Synonyms for excusatory

offering or expressing apology

Synonyms

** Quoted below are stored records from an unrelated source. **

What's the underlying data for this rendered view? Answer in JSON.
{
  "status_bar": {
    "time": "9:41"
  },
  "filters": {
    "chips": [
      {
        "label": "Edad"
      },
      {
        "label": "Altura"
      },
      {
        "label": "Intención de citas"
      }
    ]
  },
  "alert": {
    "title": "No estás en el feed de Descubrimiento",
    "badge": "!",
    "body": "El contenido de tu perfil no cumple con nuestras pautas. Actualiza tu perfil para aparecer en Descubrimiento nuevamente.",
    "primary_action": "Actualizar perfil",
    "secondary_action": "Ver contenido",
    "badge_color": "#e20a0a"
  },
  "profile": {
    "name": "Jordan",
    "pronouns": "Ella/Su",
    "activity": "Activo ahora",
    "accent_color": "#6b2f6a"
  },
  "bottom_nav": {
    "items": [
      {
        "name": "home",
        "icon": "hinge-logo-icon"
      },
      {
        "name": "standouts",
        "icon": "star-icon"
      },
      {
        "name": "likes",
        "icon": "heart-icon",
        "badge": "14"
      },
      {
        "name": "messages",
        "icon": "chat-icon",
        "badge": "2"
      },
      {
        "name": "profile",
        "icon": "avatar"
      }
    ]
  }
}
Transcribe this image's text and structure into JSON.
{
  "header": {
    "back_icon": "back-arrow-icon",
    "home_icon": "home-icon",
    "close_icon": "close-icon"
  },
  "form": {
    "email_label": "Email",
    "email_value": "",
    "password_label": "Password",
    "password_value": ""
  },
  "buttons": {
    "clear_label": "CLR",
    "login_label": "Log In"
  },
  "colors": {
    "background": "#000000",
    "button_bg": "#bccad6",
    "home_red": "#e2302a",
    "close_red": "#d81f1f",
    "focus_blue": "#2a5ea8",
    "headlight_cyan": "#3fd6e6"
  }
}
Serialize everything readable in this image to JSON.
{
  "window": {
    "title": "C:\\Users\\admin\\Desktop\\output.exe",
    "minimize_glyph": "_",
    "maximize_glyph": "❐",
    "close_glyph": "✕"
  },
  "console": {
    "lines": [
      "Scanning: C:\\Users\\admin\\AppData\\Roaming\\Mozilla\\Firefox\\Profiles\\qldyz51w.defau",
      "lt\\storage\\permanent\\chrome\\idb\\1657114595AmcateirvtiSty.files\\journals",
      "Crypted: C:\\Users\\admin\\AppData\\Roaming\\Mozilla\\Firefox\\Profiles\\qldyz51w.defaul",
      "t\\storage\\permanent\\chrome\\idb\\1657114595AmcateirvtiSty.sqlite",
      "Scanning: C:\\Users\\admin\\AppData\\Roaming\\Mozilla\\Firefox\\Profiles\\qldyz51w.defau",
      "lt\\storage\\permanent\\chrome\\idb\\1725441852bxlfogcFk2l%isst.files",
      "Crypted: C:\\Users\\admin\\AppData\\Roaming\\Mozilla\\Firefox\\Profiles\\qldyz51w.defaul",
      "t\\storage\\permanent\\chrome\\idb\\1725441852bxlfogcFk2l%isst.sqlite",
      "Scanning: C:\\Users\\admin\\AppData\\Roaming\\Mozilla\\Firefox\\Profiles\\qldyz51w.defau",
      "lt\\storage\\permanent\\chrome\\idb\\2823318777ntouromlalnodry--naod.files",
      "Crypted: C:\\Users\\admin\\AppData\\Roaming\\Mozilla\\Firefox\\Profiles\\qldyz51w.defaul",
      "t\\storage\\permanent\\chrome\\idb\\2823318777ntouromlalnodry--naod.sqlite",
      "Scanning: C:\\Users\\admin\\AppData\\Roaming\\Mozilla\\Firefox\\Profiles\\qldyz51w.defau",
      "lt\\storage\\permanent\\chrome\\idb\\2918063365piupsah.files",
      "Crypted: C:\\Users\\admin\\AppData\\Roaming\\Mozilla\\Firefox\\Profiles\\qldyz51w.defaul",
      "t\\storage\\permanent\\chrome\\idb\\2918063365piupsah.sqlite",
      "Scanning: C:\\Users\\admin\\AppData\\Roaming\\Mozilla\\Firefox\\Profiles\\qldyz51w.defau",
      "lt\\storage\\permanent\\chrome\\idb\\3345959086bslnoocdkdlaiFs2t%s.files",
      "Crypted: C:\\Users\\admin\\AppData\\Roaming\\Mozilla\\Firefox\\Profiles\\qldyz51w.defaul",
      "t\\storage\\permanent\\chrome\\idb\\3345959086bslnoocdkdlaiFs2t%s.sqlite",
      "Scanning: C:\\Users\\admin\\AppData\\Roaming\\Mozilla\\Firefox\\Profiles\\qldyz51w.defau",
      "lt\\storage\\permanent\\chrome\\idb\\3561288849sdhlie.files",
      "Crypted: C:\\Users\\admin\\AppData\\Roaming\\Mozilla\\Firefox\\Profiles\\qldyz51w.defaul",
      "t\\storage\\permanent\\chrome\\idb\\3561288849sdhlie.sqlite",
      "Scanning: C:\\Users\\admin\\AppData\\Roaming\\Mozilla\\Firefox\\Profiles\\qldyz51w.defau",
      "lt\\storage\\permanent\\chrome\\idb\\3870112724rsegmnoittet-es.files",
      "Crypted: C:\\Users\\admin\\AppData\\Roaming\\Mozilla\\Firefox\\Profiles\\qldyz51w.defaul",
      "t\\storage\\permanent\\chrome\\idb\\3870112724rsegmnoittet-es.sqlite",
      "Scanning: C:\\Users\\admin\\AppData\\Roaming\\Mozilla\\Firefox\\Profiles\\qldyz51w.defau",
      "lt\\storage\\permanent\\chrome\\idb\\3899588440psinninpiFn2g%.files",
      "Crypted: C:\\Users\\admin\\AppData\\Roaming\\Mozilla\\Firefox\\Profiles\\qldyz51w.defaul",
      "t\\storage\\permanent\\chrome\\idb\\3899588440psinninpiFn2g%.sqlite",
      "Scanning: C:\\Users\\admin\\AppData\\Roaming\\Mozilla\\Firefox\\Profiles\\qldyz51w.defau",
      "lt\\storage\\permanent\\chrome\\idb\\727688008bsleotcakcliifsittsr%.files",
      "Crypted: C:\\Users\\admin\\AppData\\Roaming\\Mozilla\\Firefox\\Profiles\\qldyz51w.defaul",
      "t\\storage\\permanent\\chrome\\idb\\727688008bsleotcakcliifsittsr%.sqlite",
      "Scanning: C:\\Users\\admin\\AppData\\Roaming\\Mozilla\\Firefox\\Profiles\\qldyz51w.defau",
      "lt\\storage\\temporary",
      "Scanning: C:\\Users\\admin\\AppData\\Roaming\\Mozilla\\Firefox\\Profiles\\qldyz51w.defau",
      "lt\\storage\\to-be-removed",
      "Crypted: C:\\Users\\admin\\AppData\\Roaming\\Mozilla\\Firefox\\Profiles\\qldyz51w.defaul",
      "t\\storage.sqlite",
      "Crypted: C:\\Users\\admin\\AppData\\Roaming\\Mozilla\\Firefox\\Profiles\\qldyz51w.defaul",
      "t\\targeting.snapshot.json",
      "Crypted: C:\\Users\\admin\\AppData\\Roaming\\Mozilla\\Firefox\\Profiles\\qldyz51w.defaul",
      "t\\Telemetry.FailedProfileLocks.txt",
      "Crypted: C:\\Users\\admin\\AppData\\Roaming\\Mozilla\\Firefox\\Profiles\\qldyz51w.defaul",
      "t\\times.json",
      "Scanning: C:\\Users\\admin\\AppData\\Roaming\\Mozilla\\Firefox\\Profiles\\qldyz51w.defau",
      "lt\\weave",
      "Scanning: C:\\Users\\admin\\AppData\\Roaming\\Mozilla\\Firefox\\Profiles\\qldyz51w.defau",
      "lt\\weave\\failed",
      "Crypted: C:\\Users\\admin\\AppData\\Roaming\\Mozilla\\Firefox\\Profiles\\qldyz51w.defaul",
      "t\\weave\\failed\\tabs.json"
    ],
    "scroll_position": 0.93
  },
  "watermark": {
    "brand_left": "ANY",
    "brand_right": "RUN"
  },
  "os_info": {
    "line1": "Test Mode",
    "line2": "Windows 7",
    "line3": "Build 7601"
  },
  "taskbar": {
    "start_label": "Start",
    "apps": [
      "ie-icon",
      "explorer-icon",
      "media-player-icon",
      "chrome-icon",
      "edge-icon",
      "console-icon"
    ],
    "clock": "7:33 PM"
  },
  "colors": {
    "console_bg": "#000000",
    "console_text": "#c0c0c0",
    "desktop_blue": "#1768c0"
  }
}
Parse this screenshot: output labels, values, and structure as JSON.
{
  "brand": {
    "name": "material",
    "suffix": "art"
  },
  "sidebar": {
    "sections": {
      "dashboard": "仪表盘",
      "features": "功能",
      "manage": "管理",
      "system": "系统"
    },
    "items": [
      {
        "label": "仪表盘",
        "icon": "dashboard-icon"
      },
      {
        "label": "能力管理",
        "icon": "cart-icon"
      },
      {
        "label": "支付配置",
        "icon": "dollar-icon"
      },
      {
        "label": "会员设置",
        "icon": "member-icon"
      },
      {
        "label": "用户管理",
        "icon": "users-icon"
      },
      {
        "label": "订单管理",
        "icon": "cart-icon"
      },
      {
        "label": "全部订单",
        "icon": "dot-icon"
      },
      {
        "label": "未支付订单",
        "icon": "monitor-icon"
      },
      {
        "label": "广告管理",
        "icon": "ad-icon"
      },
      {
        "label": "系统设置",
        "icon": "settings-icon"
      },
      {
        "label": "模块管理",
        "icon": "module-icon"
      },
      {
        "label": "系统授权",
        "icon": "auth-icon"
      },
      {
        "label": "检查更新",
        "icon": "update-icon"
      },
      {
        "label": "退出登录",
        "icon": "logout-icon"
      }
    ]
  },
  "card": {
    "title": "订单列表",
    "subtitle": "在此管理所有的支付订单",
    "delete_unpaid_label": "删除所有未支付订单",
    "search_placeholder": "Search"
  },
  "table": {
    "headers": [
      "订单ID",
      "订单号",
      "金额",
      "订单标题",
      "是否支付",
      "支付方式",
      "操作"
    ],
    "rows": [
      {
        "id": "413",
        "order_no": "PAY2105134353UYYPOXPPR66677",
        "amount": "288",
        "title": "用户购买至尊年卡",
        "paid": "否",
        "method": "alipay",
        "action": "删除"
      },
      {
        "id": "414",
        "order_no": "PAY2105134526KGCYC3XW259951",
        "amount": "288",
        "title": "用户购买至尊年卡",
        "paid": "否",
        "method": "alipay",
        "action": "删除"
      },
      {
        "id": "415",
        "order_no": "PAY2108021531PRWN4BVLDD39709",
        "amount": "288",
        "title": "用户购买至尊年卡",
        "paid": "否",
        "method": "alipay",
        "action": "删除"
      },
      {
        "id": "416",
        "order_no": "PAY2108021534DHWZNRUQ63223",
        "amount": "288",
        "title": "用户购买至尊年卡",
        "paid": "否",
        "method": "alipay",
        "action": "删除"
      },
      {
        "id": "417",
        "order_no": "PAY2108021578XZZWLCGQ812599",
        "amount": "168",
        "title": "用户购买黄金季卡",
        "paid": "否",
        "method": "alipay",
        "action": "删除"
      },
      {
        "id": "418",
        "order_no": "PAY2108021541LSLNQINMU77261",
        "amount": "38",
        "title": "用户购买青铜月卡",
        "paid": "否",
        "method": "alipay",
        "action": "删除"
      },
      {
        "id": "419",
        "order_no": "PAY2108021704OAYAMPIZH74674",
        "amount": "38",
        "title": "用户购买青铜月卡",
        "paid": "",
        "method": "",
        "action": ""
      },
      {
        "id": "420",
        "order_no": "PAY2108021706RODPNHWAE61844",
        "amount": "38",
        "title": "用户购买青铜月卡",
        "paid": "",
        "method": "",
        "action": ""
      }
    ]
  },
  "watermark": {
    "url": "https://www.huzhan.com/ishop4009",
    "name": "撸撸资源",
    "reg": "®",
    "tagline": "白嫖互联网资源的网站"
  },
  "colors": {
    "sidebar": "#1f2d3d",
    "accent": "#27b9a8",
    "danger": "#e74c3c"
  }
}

References in periodicals archive ?
Betraying his dilemma caused by young age, Chick's excusatory response predicates itself upon his sense of ineffectiveness against an authoritative male adult--whether his father or uncle--who not only denies Chick an empowering car but also inhibits the youth's intellectual and physical freedom: "He wouldn't only have refused, he would have locked me up where I couldn't even have walked out there, let alone had a horse.
Ultimately, the fundamental question of principle ought to be not whether sports governing bodies should be exempt on some excusatory basis, but whether on the proper application of the internal market rules there are legitimately justiciable economic activities within the ambit of internal market regulators that originate in sport.
There are two excusatory phrases in the criminal justice lexicon which provoke in me immediate suspicion, especially when used by government ministers or the police.
8) The most extreme position is that of Keith Polette, for whom Andrea is 'a kind of emotional money-changer who delights in the deficits [sic] which he secretly forces others to inflict upon him' and who contrives to turn almost every sentence uttered by the painter into a revelation of his ignominy: 'del Sarto can do little more than spout explanatory and excusatory statements which are rooted neither in deeds nor in sympathetic understanding'.
It does this by offering him various possible justificatory and excusatory defenses to non-fault-anticipating criminal wrongs.
But these and other excusatory assertions are so embedded in accusations that it often seems that what is given with one hand is taken back with the other.
Research for excusatory factors led into the all-the-go Freudian-Jungen pastures of the 'twenties.
In these cases, he suggests, the objective reasonableness requirement "shows that it [the mistake claim] is really doing excusatory work respecting wrong.
Hence theorists have striven to find a "third theory" capable of accommodating both provocation's excusatory element found in the fact that D was driven to act by great anger, and provocation's, justificatory element found in the fact that (inmost jurisdictions) this anger must have been sparked by grave provocation.